## TASK TO COMPLETE
What's needed: every entry, printed exactly, minus the images.

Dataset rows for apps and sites
● ● ●
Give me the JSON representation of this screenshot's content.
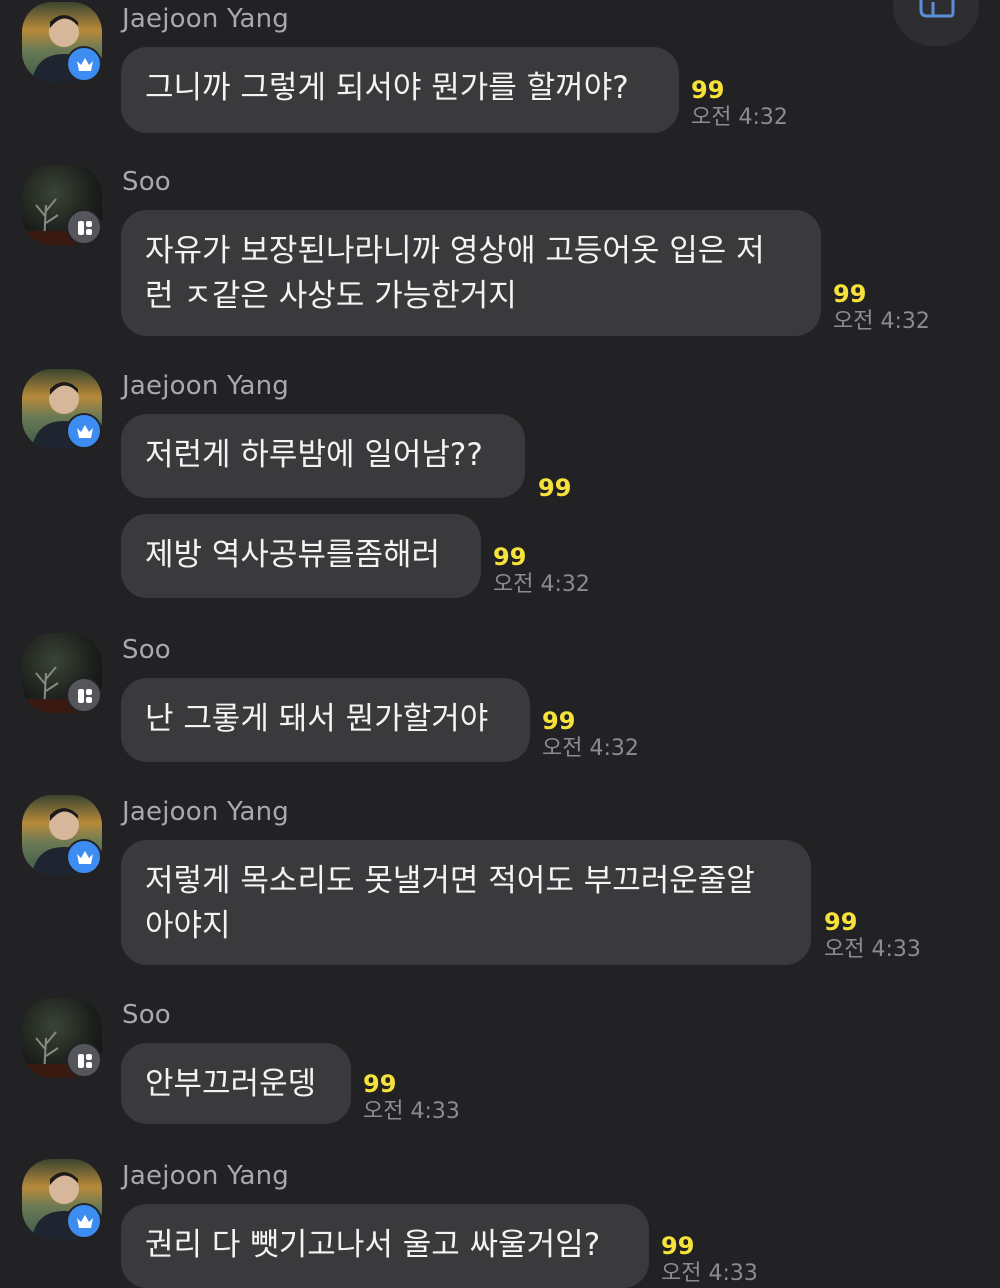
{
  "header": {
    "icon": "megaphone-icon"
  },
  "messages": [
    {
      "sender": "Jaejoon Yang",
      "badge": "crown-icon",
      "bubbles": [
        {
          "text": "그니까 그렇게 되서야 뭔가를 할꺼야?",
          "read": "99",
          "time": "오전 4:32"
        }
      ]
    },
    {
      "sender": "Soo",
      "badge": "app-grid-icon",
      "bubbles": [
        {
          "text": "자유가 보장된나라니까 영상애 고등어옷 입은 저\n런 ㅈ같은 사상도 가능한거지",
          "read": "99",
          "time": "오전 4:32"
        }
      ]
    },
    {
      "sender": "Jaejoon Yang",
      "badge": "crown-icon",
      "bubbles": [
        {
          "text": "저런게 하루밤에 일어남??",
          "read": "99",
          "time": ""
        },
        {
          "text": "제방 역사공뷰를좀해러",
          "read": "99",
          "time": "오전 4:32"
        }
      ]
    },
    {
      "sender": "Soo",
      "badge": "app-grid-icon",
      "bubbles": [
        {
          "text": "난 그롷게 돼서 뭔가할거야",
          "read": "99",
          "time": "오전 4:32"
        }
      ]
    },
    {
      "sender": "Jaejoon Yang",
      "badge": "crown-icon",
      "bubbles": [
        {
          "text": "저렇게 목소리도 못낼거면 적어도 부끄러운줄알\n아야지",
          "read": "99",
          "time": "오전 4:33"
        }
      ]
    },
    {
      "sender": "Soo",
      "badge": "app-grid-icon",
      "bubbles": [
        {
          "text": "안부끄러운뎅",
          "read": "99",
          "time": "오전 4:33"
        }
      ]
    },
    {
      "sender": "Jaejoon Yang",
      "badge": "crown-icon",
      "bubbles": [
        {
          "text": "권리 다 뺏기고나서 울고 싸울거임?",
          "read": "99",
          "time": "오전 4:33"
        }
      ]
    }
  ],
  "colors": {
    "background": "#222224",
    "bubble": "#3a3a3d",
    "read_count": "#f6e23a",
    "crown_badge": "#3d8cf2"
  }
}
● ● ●
## WRITTEN SOLUTION
Give me the JSON representation of this screenshot's content.
{
  "header": {
    "icon": "megaphone-icon"
  },
  "messages": [
    {
      "sender": "Jaejoon Yang",
      "badge": "crown-icon",
      "bubbles": [
        {
          "text": "그니까 그렇게 되서야 뭔가를 할꺼야?",
          "read": "99",
          "time": "오전 4:32"
        }
      ]
    },
    {
      "sender": "Soo",
      "badge": "app-grid-icon",
      "bubbles": [
        {
          "text": "자유가 보장된나라니까 영상애 고등어옷 입은 저\n런 ㅈ같은 사상도 가능한거지",
          "read": "99",
          "time": "오전 4:32"
        }
      ]
    },
    {
      "sender": "Jaejoon Yang",
      "badge": "crown-icon",
      "bubbles": [
        {
          "text": "저런게 하루밤에 일어남??",
          "read": "99",
          "time": ""
        },
        {
          "text": "제방 역사공뷰를좀해러",
          "read": "99",
          "time": "오전 4:32"
        }
      ]
    },
    {
      "sender": "Soo",
      "badge": "app-grid-icon",
      "bubbles": [
        {
          "text": "난 그롷게 돼서 뭔가할거야",
          "read": "99",
          "time": "오전 4:32"
        }
      ]
    },
    {
      "sender": "Jaejoon Yang",
      "badge": "crown-icon",
      "bubbles": [
        {
          "text": "저렇게 목소리도 못낼거면 적어도 부끄러운줄알\n아야지",
          "read": "99",
          "time": "오전 4:33"
        }
      ]
    },
    {
      "sender": "Soo",
      "badge": "app-grid-icon",
      "bubbles": [
        {
          "text": "안부끄러운뎅",
          "read": "99",
          "time": "오전 4:33"
        }
      ]
    },
    {
      "sender": "Jaejoon Yang",
      "badge": "crown-icon",
      "bubbles": [
        {
          "text": "권리 다 뺏기고나서 울고 싸울거임?",
          "read": "99",
          "time": "오전 4:33"
        }
      ]
    }
  ],
  "colors": {
    "background": "#222224",
    "bubble": "#3a3a3d",
    "read_count": "#f6e23a",
    "crown_badge": "#3d8cf2"
  }
}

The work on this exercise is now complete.